Output each record below exactly as it stands, leaving out the pictures.
══ Data for processing ══
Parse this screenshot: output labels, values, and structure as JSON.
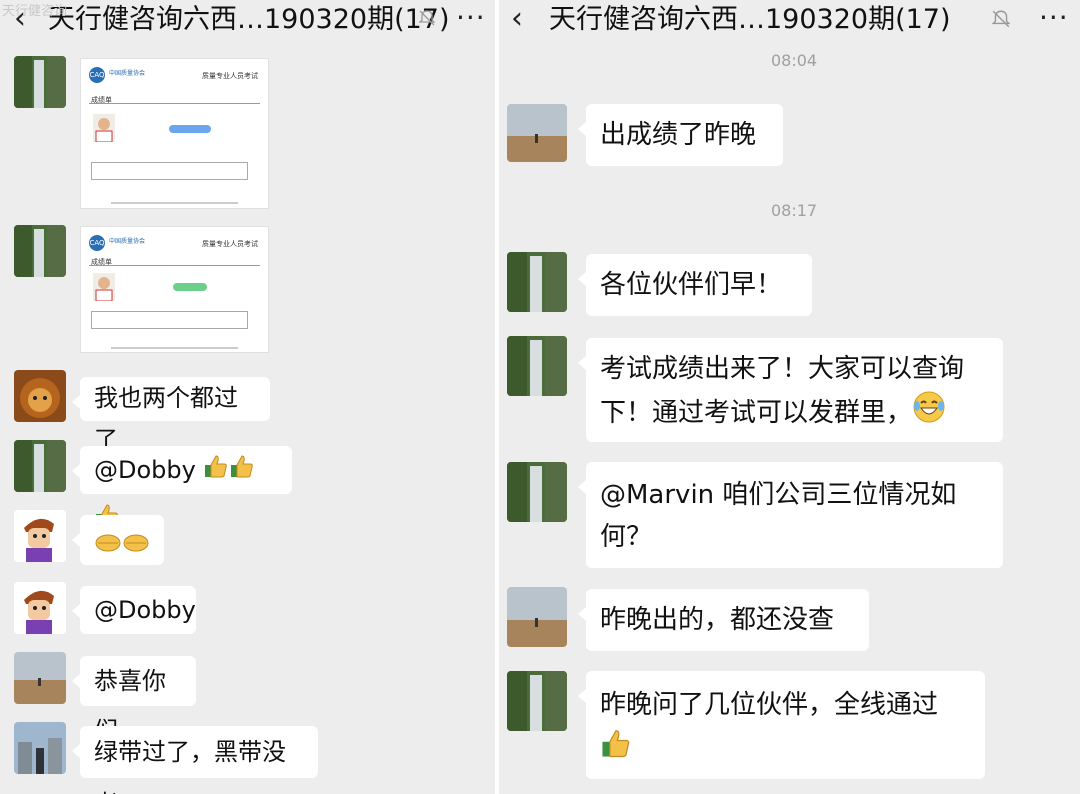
{
  "watermark": "天行健咨询",
  "left": {
    "title": "天行健咨询六西…190320期(17)",
    "back_icon": "‹",
    "more_icon": "···",
    "messages": [
      {
        "type": "image",
        "sender_avatar": "waterfall-avatar"
      },
      {
        "type": "image",
        "sender_avatar": "waterfall-avatar"
      },
      {
        "type": "text",
        "sender_avatar": "lion-avatar",
        "text": "我也两个都过了"
      },
      {
        "type": "text",
        "sender_avatar": "waterfall-avatar",
        "text": "@Dobby",
        "emoji": [
          "thumbs-up",
          "thumbs-up",
          "thumbs-up"
        ]
      },
      {
        "type": "emoji",
        "sender_avatar": "cartoon-man-avatar",
        "emoji": [
          "handshake",
          "handshake"
        ]
      },
      {
        "type": "text",
        "sender_avatar": "cartoon-man-avatar",
        "text": "@Dobby"
      },
      {
        "type": "text",
        "sender_avatar": "desert-avatar",
        "text": "恭喜你们"
      },
      {
        "type": "text",
        "sender_avatar": "city-avatar",
        "text": "绿带过了，黑带没考"
      }
    ],
    "cert": {
      "org": "中国质量协会",
      "title": "质量专业人员考试",
      "name": "成绩单"
    }
  },
  "right": {
    "title": "天行健咨询六西…190320期(17)",
    "back_icon": "‹",
    "more_icon": "···",
    "times": [
      "08:04",
      "08:17"
    ],
    "messages": [
      {
        "sender_avatar": "desert-avatar",
        "lines": [
          "出成绩了昨晚"
        ]
      },
      {
        "sender_avatar": "waterfall-avatar",
        "lines": [
          "各位伙伴们早！"
        ]
      },
      {
        "sender_avatar": "waterfall-avatar",
        "lines": [
          "考试成绩出来了！大家可以查询",
          "下！通过考试可以发群里，"
        ],
        "emoji": "laughing-tears"
      },
      {
        "sender_avatar": "waterfall-avatar",
        "lines": [
          "@Marvin  咱们公司三位情况如",
          "何？"
        ]
      },
      {
        "sender_avatar": "desert-avatar",
        "lines": [
          "昨晚出的，都还没查"
        ]
      },
      {
        "sender_avatar": "waterfall-avatar",
        "lines": [
          "昨晚问了几位伙伴，全线通过"
        ],
        "emoji": "thumbs-up"
      }
    ]
  },
  "colors": {
    "chat_bg": "#ededed",
    "bubble_bg": "#ffffff",
    "text": "#111111",
    "time": "#a0a0a0"
  }
}
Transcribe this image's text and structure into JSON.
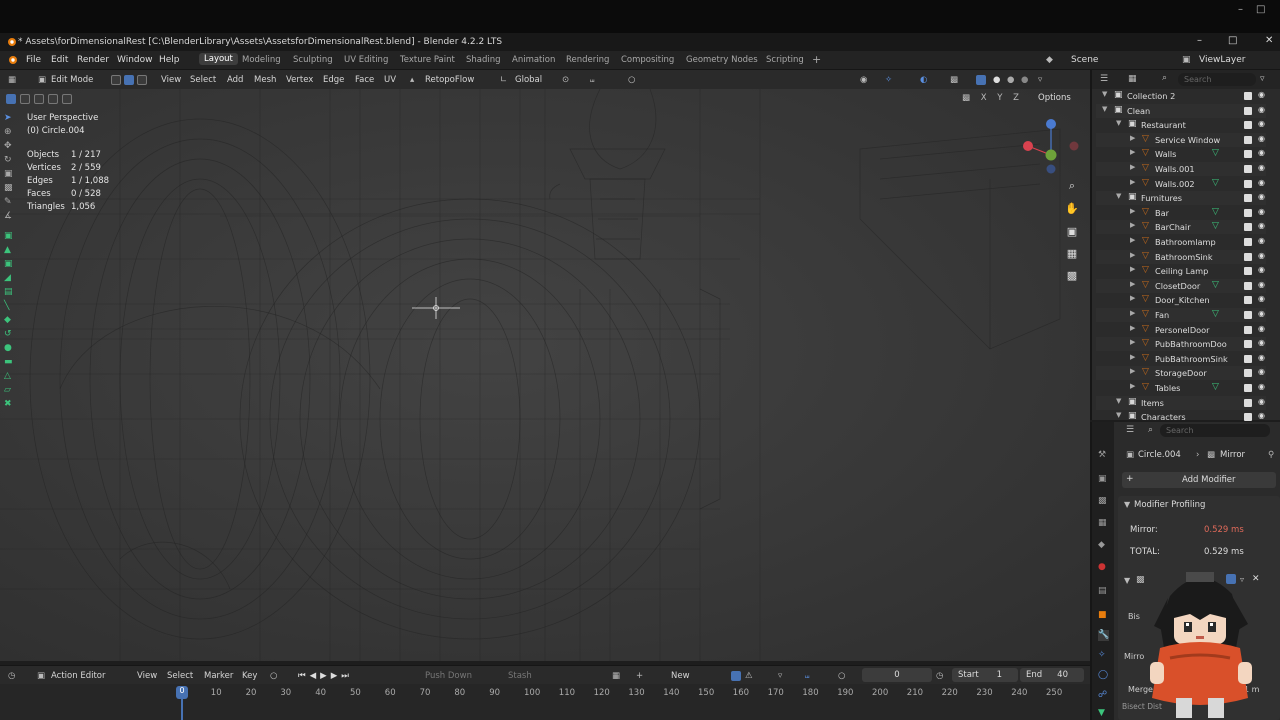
{
  "window": {
    "title": "* Assets\\forDimensionalRest [C:\\BlenderLibrary\\Assets\\AssetsforDimensionalRest.blend] - Blender 4.2.2 LTS"
  },
  "menu": {
    "items": [
      "File",
      "Edit",
      "Render",
      "Window",
      "Help"
    ],
    "workspaces": [
      "Layout",
      "Modeling",
      "Sculpting",
      "UV Editing",
      "Texture Paint",
      "Shading",
      "Animation",
      "Rendering",
      "Compositing",
      "Geometry Nodes",
      "Scripting"
    ],
    "add_tab": "+",
    "scene": "Scene",
    "view_layer": "ViewLayer"
  },
  "viewport_header": {
    "mode": "Edit Mode",
    "menus": [
      "View",
      "Select",
      "Add",
      "Mesh",
      "Vertex",
      "Edge",
      "Face",
      "UV"
    ],
    "addon": "RetopoFlow",
    "orientation": "Global",
    "options": "Options",
    "axes": [
      "X",
      "Y",
      "Z"
    ]
  },
  "viewport": {
    "perspective": "User Perspective",
    "object": "(0) Circle.004",
    "stats": [
      {
        "k": "Objects",
        "v": "1 / 217"
      },
      {
        "k": "Vertices",
        "v": "2 / 559"
      },
      {
        "k": "Edges",
        "v": "1 / 1,088"
      },
      {
        "k": "Faces",
        "v": "0 / 528"
      },
      {
        "k": "Triangles",
        "v": "1,056"
      }
    ]
  },
  "timeline": {
    "editor": "Action Editor",
    "menus": [
      "View",
      "Select",
      "Marker",
      "Key"
    ],
    "push_down": "Push Down",
    "stash": "Stash",
    "new": "New",
    "current_frame": "0",
    "start_label": "Start",
    "start": "1",
    "end_label": "End",
    "end": "40",
    "ticks": [
      "0",
      "10",
      "20",
      "30",
      "40",
      "50",
      "60",
      "70",
      "80",
      "90",
      "100",
      "110",
      "120",
      "130",
      "140",
      "150",
      "160",
      "170",
      "180",
      "190",
      "200",
      "210",
      "220",
      "230",
      "240",
      "250"
    ],
    "playhead": "0"
  },
  "outliner": {
    "search_placeholder": "Search",
    "rows": [
      {
        "label": "Collection 2",
        "indent": 0,
        "type": "collection"
      },
      {
        "label": "Clean",
        "indent": 0,
        "type": "collection"
      },
      {
        "label": "Restaurant",
        "indent": 1,
        "type": "collection"
      },
      {
        "label": "Service Window",
        "indent": 2,
        "type": "object"
      },
      {
        "label": "Walls",
        "indent": 2,
        "type": "object",
        "mod": true
      },
      {
        "label": "Walls.001",
        "indent": 2,
        "type": "object"
      },
      {
        "label": "Walls.002",
        "indent": 2,
        "type": "object",
        "mod": true
      },
      {
        "label": "Furnitures",
        "indent": 1,
        "type": "collection"
      },
      {
        "label": "Bar",
        "indent": 2,
        "type": "object",
        "mod": true
      },
      {
        "label": "BarChair",
        "indent": 2,
        "type": "object",
        "mod": true
      },
      {
        "label": "Bathroomlamp",
        "indent": 2,
        "type": "object"
      },
      {
        "label": "BathroomSink",
        "indent": 2,
        "type": "object"
      },
      {
        "label": "Ceiling Lamp",
        "indent": 2,
        "type": "object"
      },
      {
        "label": "ClosetDoor",
        "indent": 2,
        "type": "object",
        "mod": true
      },
      {
        "label": "Door_Kitchen",
        "indent": 2,
        "type": "object"
      },
      {
        "label": "Fan",
        "indent": 2,
        "type": "object",
        "mod": true
      },
      {
        "label": "PersonelDoor",
        "indent": 2,
        "type": "object"
      },
      {
        "label": "PubBathroomDoo",
        "indent": 2,
        "type": "object"
      },
      {
        "label": "PubBathroomSink",
        "indent": 2,
        "type": "object"
      },
      {
        "label": "StorageDoor",
        "indent": 2,
        "type": "object"
      },
      {
        "label": "Tables",
        "indent": 2,
        "type": "object",
        "mod": true
      },
      {
        "label": "Items",
        "indent": 1,
        "type": "collection"
      },
      {
        "label": "Characters",
        "indent": 1,
        "type": "collection"
      }
    ]
  },
  "properties": {
    "search_placeholder": "Search",
    "breadcrumb_object": "Circle.004",
    "breadcrumb_modifier": "Mirror",
    "add_modifier": "Add Modifier",
    "profiling_title": "Modifier Profiling",
    "mirror_label": "Mirror:",
    "mirror_value": "0.529 ms",
    "total_label": "TOTAL:",
    "total_value": "0.529 ms",
    "partial_labels": [
      "Bis",
      "Mirro",
      "Merge",
      "Bisect Dist"
    ],
    "merge_value": "1 m",
    "accent": "#4772b3",
    "mirror_value_color": "#e06a5a"
  }
}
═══
* _Answer for the task_
Parse this screenshot: output labels, values, and structure as JSON.
{
  "watermark": "天行健咨询",
  "left": {
    "title": "天行健咨询六西…190320期(17)",
    "back_icon": "‹",
    "more_icon": "···",
    "messages": [
      {
        "type": "image",
        "sender_avatar": "waterfall-avatar"
      },
      {
        "type": "image",
        "sender_avatar": "waterfall-avatar"
      },
      {
        "type": "text",
        "sender_avatar": "lion-avatar",
        "text": "我也两个都过了"
      },
      {
        "type": "text",
        "sender_avatar": "waterfall-avatar",
        "text": "@Dobby",
        "emoji": [
          "thumbs-up",
          "thumbs-up",
          "thumbs-up"
        ]
      },
      {
        "type": "emoji",
        "sender_avatar": "cartoon-man-avatar",
        "emoji": [
          "handshake",
          "handshake"
        ]
      },
      {
        "type": "text",
        "sender_avatar": "cartoon-man-avatar",
        "text": "@Dobby"
      },
      {
        "type": "text",
        "sender_avatar": "desert-avatar",
        "text": "恭喜你们"
      },
      {
        "type": "text",
        "sender_avatar": "city-avatar",
        "text": "绿带过了，黑带没考"
      }
    ],
    "cert": {
      "org": "中国质量协会",
      "title": "质量专业人员考试",
      "name": "成绩单"
    }
  },
  "right": {
    "title": "天行健咨询六西…190320期(17)",
    "back_icon": "‹",
    "more_icon": "···",
    "times": [
      "08:04",
      "08:17"
    ],
    "messages": [
      {
        "sender_avatar": "desert-avatar",
        "lines": [
          "出成绩了昨晚"
        ]
      },
      {
        "sender_avatar": "waterfall-avatar",
        "lines": [
          "各位伙伴们早！"
        ]
      },
      {
        "sender_avatar": "waterfall-avatar",
        "lines": [
          "考试成绩出来了！大家可以查询",
          "下！通过考试可以发群里，"
        ],
        "emoji": "laughing-tears"
      },
      {
        "sender_avatar": "waterfall-avatar",
        "lines": [
          "@Marvin  咱们公司三位情况如",
          "何？"
        ]
      },
      {
        "sender_avatar": "desert-avatar",
        "lines": [
          "昨晚出的，都还没查"
        ]
      },
      {
        "sender_avatar": "waterfall-avatar",
        "lines": [
          "昨晚问了几位伙伴，全线通过"
        ],
        "emoji": "thumbs-up"
      }
    ]
  },
  "colors": {
    "chat_bg": "#ededed",
    "bubble_bg": "#ffffff",
    "text": "#111111",
    "time": "#a0a0a0"
  }
}
Transcribe this image's text and structure into JSON.
{
  "window": {
    "title": "* Assets\\forDimensionalRest [C:\\BlenderLibrary\\Assets\\AssetsforDimensionalRest.blend] - Blender 4.2.2 LTS"
  },
  "menu": {
    "items": [
      "File",
      "Edit",
      "Render",
      "Window",
      "Help"
    ],
    "workspaces": [
      "Layout",
      "Modeling",
      "Sculpting",
      "UV Editing",
      "Texture Paint",
      "Shading",
      "Animation",
      "Rendering",
      "Compositing",
      "Geometry Nodes",
      "Scripting"
    ],
    "add_tab": "+",
    "scene": "Scene",
    "view_layer": "ViewLayer"
  },
  "viewport_header": {
    "mode": "Edit Mode",
    "menus": [
      "View",
      "Select",
      "Add",
      "Mesh",
      "Vertex",
      "Edge",
      "Face",
      "UV"
    ],
    "addon": "RetopoFlow",
    "orientation": "Global",
    "options": "Options",
    "axes": [
      "X",
      "Y",
      "Z"
    ]
  },
  "viewport": {
    "perspective": "User Perspective",
    "object": "(0) Circle.004",
    "stats": [
      {
        "k": "Objects",
        "v": "1 / 217"
      },
      {
        "k": "Vertices",
        "v": "2 / 559"
      },
      {
        "k": "Edges",
        "v": "1 / 1,088"
      },
      {
        "k": "Faces",
        "v": "0 / 528"
      },
      {
        "k": "Triangles",
        "v": "1,056"
      }
    ]
  },
  "timeline": {
    "editor": "Action Editor",
    "menus": [
      "View",
      "Select",
      "Marker",
      "Key"
    ],
    "push_down": "Push Down",
    "stash": "Stash",
    "new": "New",
    "current_frame": "0",
    "start_label": "Start",
    "start": "1",
    "end_label": "End",
    "end": "40",
    "ticks": [
      "0",
      "10",
      "20",
      "30",
      "40",
      "50",
      "60",
      "70",
      "80",
      "90",
      "100",
      "110",
      "120",
      "130",
      "140",
      "150",
      "160",
      "170",
      "180",
      "190",
      "200",
      "210",
      "220",
      "230",
      "240",
      "250"
    ],
    "playhead": "0"
  },
  "outliner": {
    "search_placeholder": "Search",
    "rows": [
      {
        "label": "Collection 2",
        "indent": 0,
        "type": "collection"
      },
      {
        "label": "Clean",
        "indent": 0,
        "type": "collection"
      },
      {
        "label": "Restaurant",
        "indent": 1,
        "type": "collection"
      },
      {
        "label": "Service Window",
        "indent": 2,
        "type": "object"
      },
      {
        "label": "Walls",
        "indent": 2,
        "type": "object",
        "mod": true
      },
      {
        "label": "Walls.001",
        "indent": 2,
        "type": "object"
      },
      {
        "label": "Walls.002",
        "indent": 2,
        "type": "object",
        "mod": true
      },
      {
        "label": "Furnitures",
        "indent": 1,
        "type": "collection"
      },
      {
        "label": "Bar",
        "indent": 2,
        "type": "object",
        "mod": true
      },
      {
        "label": "BarChair",
        "indent": 2,
        "type": "object",
        "mod": true
      },
      {
        "label": "Bathroomlamp",
        "indent": 2,
        "type": "object"
      },
      {
        "label": "BathroomSink",
        "indent": 2,
        "type": "object"
      },
      {
        "label": "Ceiling Lamp",
        "indent": 2,
        "type": "object"
      },
      {
        "label": "ClosetDoor",
        "indent": 2,
        "type": "object",
        "mod": true
      },
      {
        "label": "Door_Kitchen",
        "indent": 2,
        "type": "object"
      },
      {
        "label": "Fan",
        "indent": 2,
        "type": "object",
        "mod": true
      },
      {
        "label": "PersonelDoor",
        "indent": 2,
        "type": "object"
      },
      {
        "label": "PubBathroomDoo",
        "indent": 2,
        "type": "object"
      },
      {
        "label": "PubBathroomSink",
        "indent": 2,
        "type": "object"
      },
      {
        "label": "StorageDoor",
        "indent": 2,
        "type": "object"
      },
      {
        "label": "Tables",
        "indent": 2,
        "type": "object",
        "mod": true
      },
      {
        "label": "Items",
        "indent": 1,
        "type": "collection"
      },
      {
        "label": "Characters",
        "indent": 1,
        "type": "collection"
      }
    ]
  },
  "properties": {
    "search_placeholder": "Search",
    "breadcrumb_object": "Circle.004",
    "breadcrumb_modifier": "Mirror",
    "add_modifier": "Add Modifier",
    "profiling_title": "Modifier Profiling",
    "mirror_label": "Mirror:",
    "mirror_value": "0.529 ms",
    "total_label": "TOTAL:",
    "total_value": "0.529 ms",
    "partial_labels": [
      "Bis",
      "Mirro",
      "Merge",
      "Bisect Dist"
    ],
    "merge_value": "1 m",
    "accent": "#4772b3",
    "mirror_value_color": "#e06a5a"
  }
}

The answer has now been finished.